- [Requirement]:
Your answer should be one number, the count of lines in the data that hold "kills".

┄┄┄┄┄┄┄┄┄┄

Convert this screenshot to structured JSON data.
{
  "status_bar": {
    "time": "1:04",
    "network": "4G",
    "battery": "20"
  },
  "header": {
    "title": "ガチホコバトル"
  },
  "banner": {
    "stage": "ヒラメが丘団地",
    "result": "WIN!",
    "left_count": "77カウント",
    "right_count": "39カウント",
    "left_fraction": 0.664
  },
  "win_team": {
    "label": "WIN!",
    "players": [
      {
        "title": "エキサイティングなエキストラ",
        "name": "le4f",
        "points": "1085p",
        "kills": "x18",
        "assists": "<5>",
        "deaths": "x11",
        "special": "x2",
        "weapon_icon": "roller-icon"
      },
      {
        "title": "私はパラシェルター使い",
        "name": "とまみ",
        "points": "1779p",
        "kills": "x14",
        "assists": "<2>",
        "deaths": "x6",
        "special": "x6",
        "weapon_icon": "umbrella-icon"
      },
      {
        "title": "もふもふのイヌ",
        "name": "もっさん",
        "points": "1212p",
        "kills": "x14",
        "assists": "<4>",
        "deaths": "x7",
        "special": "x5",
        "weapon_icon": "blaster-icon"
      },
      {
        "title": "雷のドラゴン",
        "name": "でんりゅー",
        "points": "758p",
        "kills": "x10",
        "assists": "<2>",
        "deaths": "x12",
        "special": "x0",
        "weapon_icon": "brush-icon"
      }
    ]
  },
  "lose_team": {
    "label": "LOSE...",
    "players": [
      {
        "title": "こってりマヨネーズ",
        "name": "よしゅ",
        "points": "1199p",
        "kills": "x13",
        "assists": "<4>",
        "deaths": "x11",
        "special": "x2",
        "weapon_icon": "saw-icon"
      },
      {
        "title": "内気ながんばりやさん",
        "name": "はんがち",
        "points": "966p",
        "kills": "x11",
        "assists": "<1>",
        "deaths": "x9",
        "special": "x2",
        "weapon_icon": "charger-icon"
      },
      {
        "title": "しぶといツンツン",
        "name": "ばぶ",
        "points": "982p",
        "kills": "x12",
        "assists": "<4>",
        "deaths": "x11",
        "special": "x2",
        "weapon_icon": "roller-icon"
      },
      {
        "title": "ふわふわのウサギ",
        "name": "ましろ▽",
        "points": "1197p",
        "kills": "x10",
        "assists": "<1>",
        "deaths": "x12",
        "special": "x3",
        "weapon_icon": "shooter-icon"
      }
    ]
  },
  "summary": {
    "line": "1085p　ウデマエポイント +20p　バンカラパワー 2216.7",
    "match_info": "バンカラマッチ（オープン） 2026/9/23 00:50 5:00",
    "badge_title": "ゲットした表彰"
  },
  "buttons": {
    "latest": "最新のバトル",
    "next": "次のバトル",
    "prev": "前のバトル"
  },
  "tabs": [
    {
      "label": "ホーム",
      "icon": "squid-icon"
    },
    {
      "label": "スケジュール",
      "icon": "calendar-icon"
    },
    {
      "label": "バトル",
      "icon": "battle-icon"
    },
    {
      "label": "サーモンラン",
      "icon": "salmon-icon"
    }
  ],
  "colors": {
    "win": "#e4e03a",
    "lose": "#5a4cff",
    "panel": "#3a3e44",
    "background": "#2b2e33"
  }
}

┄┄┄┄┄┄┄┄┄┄

- [Solution to this problem]:
8